PROBLEM REQUIREMENTS:
Write out the listing exactly as it is given.
##### MATERIAL PROVIDED #####
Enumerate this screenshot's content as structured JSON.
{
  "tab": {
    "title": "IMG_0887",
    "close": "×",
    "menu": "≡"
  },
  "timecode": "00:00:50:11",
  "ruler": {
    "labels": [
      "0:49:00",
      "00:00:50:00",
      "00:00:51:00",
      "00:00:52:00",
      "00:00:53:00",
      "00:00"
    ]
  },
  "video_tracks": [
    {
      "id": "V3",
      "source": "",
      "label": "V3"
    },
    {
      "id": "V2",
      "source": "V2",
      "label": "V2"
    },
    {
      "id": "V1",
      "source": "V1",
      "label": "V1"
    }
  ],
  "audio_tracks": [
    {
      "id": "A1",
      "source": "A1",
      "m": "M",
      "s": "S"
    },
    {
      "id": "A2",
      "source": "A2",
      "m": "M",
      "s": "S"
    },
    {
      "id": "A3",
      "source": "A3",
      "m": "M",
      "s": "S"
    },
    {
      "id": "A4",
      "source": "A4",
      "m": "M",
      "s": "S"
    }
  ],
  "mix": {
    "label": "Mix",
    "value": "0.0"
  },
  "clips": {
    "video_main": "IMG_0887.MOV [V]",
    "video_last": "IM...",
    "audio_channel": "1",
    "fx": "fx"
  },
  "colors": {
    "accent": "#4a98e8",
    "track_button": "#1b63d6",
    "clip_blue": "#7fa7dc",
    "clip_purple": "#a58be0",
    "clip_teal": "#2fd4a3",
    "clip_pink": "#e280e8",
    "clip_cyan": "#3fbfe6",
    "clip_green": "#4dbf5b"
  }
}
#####
ANSWER BOX:
Enumerate this screenshot's content as structured JSON.
{
  "tab": {
    "title": "IMG_0887",
    "close": "×",
    "menu": "≡"
  },
  "timecode": "00:00:50:11",
  "ruler": {
    "labels": [
      "0:49:00",
      "00:00:50:00",
      "00:00:51:00",
      "00:00:52:00",
      "00:00:53:00",
      "00:00"
    ]
  },
  "video_tracks": [
    {
      "id": "V3",
      "source": "",
      "label": "V3"
    },
    {
      "id": "V2",
      "source": "V2",
      "label": "V2"
    },
    {
      "id": "V1",
      "source": "V1",
      "label": "V1"
    }
  ],
  "audio_tracks": [
    {
      "id": "A1",
      "source": "A1",
      "m": "M",
      "s": "S"
    },
    {
      "id": "A2",
      "source": "A2",
      "m": "M",
      "s": "S"
    },
    {
      "id": "A3",
      "source": "A3",
      "m": "M",
      "s": "S"
    },
    {
      "id": "A4",
      "source": "A4",
      "m": "M",
      "s": "S"
    }
  ],
  "mix": {
    "label": "Mix",
    "value": "0.0"
  },
  "clips": {
    "video_main": "IMG_0887.MOV [V]",
    "video_last": "IM...",
    "audio_channel": "1",
    "fx": "fx"
  },
  "colors": {
    "accent": "#4a98e8",
    "track_button": "#1b63d6",
    "clip_blue": "#7fa7dc",
    "clip_purple": "#a58be0",
    "clip_teal": "#2fd4a3",
    "clip_pink": "#e280e8",
    "clip_cyan": "#3fbfe6",
    "clip_green": "#4dbf5b"
  }
}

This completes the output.